# TASK STATEMENT:
Would you copy the entries that follow exactly, leaving out every picture?
※ ※ ※
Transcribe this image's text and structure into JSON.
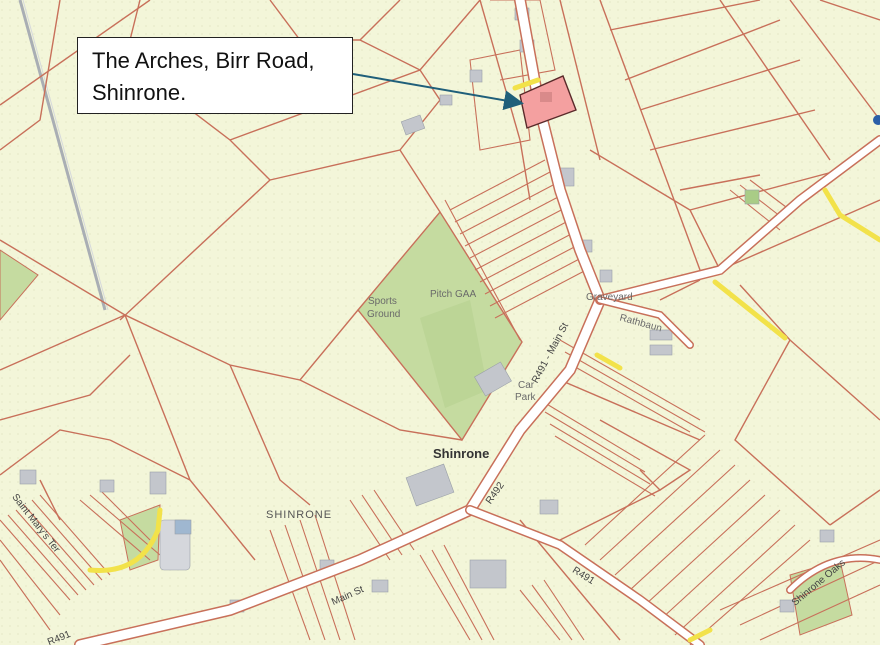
{
  "callout": {
    "line1": "The Arches, Birr Road,",
    "line2": "Shinrone."
  },
  "labels": {
    "sports_ground_1": "Sports",
    "sports_ground_2": "Ground",
    "pitch": "Pitch GAA",
    "graveyard": "Graveyard",
    "rathbaun": "Rathbaun",
    "car_park_1": "Car",
    "car_park_2": "Park",
    "town": "Shinrone",
    "townland": "SHINRONE",
    "r491_main_st": "R491 - Main St",
    "r492": "R492",
    "main_st": "Main St",
    "r491_east": "R491",
    "r491_west": "R491",
    "shinrone_oaks": "Shinrone Oaks",
    "saint_marys": "Saint Mary's Ter"
  },
  "colors": {
    "map_background": "#f3f6d9",
    "parcel_line": "#c8705a",
    "green_field": "#c5dba0",
    "subject_site": "#f4a0a0",
    "yellow_road": "#f2e24a",
    "arrow": "#1f5f7a"
  }
}
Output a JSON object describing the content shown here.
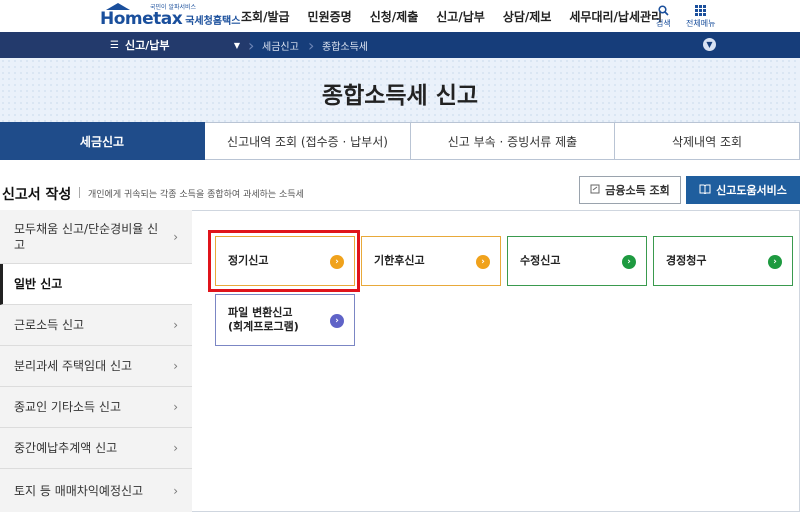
{
  "logo": {
    "main": "Hometax",
    "sub": "국세청홈택스",
    "tag": "국민이 알파서비스"
  },
  "gnb": [
    "조회/발급",
    "민원증명",
    "신청/제출",
    "신고/납부",
    "상담/제보",
    "세무대리/납세관리"
  ],
  "util": {
    "search_label": "검색",
    "menu_label": "전체메뉴"
  },
  "locbar": {
    "menu_label": "신고/납부",
    "crumbs": [
      "세금신고",
      "종합소득세"
    ]
  },
  "banner": {
    "title": "종합소득세 신고"
  },
  "tabs": [
    "세금신고",
    "신고내역 조회 (접수증 · 납부서)",
    "신고 부속 · 증빙서류 제출",
    "삭제내역 조회"
  ],
  "section": {
    "title": "신고서 작성",
    "desc": "개인에게 귀속되는 각종 소득을 종합하여 과세하는 소득세",
    "btn_finance": "금융소득 조회",
    "btn_help": "신고도움서비스"
  },
  "side": [
    "모두채움 신고/단순경비율 신고",
    "일반 신고",
    "근로소득 신고",
    "분리과세 주택임대 신고",
    "종교인 기타소득 신고",
    "중간예납추계액 신고",
    "토지 등 매매차익예정신고"
  ],
  "cards": [
    {
      "label": "정기신고",
      "color": "#f0a21c"
    },
    {
      "label": "기한후신고",
      "color": "#f0a21c"
    },
    {
      "label": "수정신고",
      "color": "#1e9a40"
    },
    {
      "label": "경정청구",
      "color": "#1e9a40"
    },
    {
      "label": "파일 변환신고\n(회계프로그램)",
      "color": "#5f63c7"
    }
  ],
  "colors": {
    "brand": "#1a4f9c",
    "nav": "#163d7a",
    "active_tab": "#1f4c8a",
    "highlight": "#e0141b"
  }
}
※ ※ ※
# ANSWER TO THIS EXERCISE:
Transcribe this image's text and structure into JSON.
{
  "callout": {
    "line1": "The Arches, Birr Road,",
    "line2": "Shinrone."
  },
  "labels": {
    "sports_ground_1": "Sports",
    "sports_ground_2": "Ground",
    "pitch": "Pitch GAA",
    "graveyard": "Graveyard",
    "rathbaun": "Rathbaun",
    "car_park_1": "Car",
    "car_park_2": "Park",
    "town": "Shinrone",
    "townland": "SHINRONE",
    "r491_main_st": "R491 - Main St",
    "r492": "R492",
    "main_st": "Main St",
    "r491_east": "R491",
    "r491_west": "R491",
    "shinrone_oaks": "Shinrone Oaks",
    "saint_marys": "Saint Mary's Ter"
  },
  "colors": {
    "map_background": "#f3f6d9",
    "parcel_line": "#c8705a",
    "green_field": "#c5dba0",
    "subject_site": "#f4a0a0",
    "yellow_road": "#f2e24a",
    "arrow": "#1f5f7a"
  }
}
Output a JSON object describing the content shown here.
{
  "logo": {
    "main": "Hometax",
    "sub": "국세청홈택스",
    "tag": "국민이 알파서비스"
  },
  "gnb": [
    "조회/발급",
    "민원증명",
    "신청/제출",
    "신고/납부",
    "상담/제보",
    "세무대리/납세관리"
  ],
  "util": {
    "search_label": "검색",
    "menu_label": "전체메뉴"
  },
  "locbar": {
    "menu_label": "신고/납부",
    "crumbs": [
      "세금신고",
      "종합소득세"
    ]
  },
  "banner": {
    "title": "종합소득세 신고"
  },
  "tabs": [
    "세금신고",
    "신고내역 조회 (접수증 · 납부서)",
    "신고 부속 · 증빙서류 제출",
    "삭제내역 조회"
  ],
  "section": {
    "title": "신고서 작성",
    "desc": "개인에게 귀속되는 각종 소득을 종합하여 과세하는 소득세",
    "btn_finance": "금융소득 조회",
    "btn_help": "신고도움서비스"
  },
  "side": [
    "모두채움 신고/단순경비율 신고",
    "일반 신고",
    "근로소득 신고",
    "분리과세 주택임대 신고",
    "종교인 기타소득 신고",
    "중간예납추계액 신고",
    "토지 등 매매차익예정신고"
  ],
  "cards": [
    {
      "label": "정기신고",
      "color": "#f0a21c"
    },
    {
      "label": "기한후신고",
      "color": "#f0a21c"
    },
    {
      "label": "수정신고",
      "color": "#1e9a40"
    },
    {
      "label": "경정청구",
      "color": "#1e9a40"
    },
    {
      "label": "파일 변환신고\n(회계프로그램)",
      "color": "#5f63c7"
    }
  ],
  "colors": {
    "brand": "#1a4f9c",
    "nav": "#163d7a",
    "active_tab": "#1f4c8a",
    "highlight": "#e0141b"
  }
}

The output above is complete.